So, I let it all out and got my first feature in an online publication I respect and admire. I don’t know if you’re aware of Metapsychosis, but they publish articles of the highest caliber and everyone involved seems to be some kind of genius, present company excluded. Anyway, my piece is a first-person shooter about my recent experiences as an immigrant and it starts like this:

I haven’t admitted to myself that I left my country for good. If you ask me, I’m on vacations, looking for business opportunities and establishing contact with likeminded people. Everyone I’ve met told me not to go back, to at least get some kind of legal documentation from another country, to spread my wings. They all want to talk about the crisis, most of them ask me for possible solutions I don’t have and look at me with understated pity. And I understand.

Later on it gets political even though it pretends not to:

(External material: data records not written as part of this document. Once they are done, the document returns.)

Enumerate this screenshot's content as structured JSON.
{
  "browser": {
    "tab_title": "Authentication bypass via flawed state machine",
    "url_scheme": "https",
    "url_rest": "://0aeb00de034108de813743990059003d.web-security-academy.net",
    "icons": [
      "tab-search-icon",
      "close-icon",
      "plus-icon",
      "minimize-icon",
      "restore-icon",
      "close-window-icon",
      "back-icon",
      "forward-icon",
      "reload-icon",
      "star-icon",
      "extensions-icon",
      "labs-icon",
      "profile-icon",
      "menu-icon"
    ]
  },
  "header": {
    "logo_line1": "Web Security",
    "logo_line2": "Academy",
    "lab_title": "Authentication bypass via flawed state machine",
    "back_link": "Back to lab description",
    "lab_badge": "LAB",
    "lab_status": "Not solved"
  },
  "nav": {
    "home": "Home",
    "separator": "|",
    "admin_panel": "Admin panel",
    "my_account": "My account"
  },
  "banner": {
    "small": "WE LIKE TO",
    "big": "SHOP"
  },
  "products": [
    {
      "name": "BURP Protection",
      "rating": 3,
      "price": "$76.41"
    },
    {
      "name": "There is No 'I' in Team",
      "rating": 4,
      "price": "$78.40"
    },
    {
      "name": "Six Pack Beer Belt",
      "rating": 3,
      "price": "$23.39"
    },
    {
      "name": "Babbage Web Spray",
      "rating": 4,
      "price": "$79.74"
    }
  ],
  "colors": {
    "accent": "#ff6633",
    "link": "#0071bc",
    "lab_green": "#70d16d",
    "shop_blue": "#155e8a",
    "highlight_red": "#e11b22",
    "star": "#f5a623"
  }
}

I don’t feel comfortable discussing politics or economics, but I’ll say that every article I read about Venezuela’s situation, from both sides of the conflict, feels shallow and agenda driven. I wouldn’t even consider the opinion of an outsider that gets its information from the media, I’m talking about high level journalists that live inside the country. All of their analysis seems to be evading basic truths, facts, causes. They seem to ignore the macro, the big picture, and what a small but crucial dot in the grand chessboard Venezuela is.

And almost at the end it gets all cinéma vérité:

The last time I set foot in Caracas it offered me a sad and creepy spectacle. It was a Saturday and a shopping mall I used to walk by frequently when I lived there was almost deserted, most of the shops were closed and only a few lost souls were there. The streets weren’t empty, but they weren’t exactly beaming with life, and the traffic was so light you might as well have been in a frontier town. And the faces, oh, the broken faces…

But please do read the whole thing, it’s not that long and it hits you hard.

Venezuelan Art Report 001: Blanca Haddad, Dj Trujillo, Lienzos, Adriana Berroterán and Pobeda.

BlancaH

June, 2018. – We travel around the world for the inaugural Venezuelan Art Report.

Let’s make this space useful. I have access to a wealth of information almost nobody is privy to, all of the artists the Venezuelan Art Report will feature need exposure and an international audience and this blog needs some kind of focus. Everybody wins, especially you, the art connoisseur hungry for the new new new wave, for the skewed vision that coming from a destroyed country provides.

This is going to be incredible for all parts involved, I can feel it. And it starts now Continue reading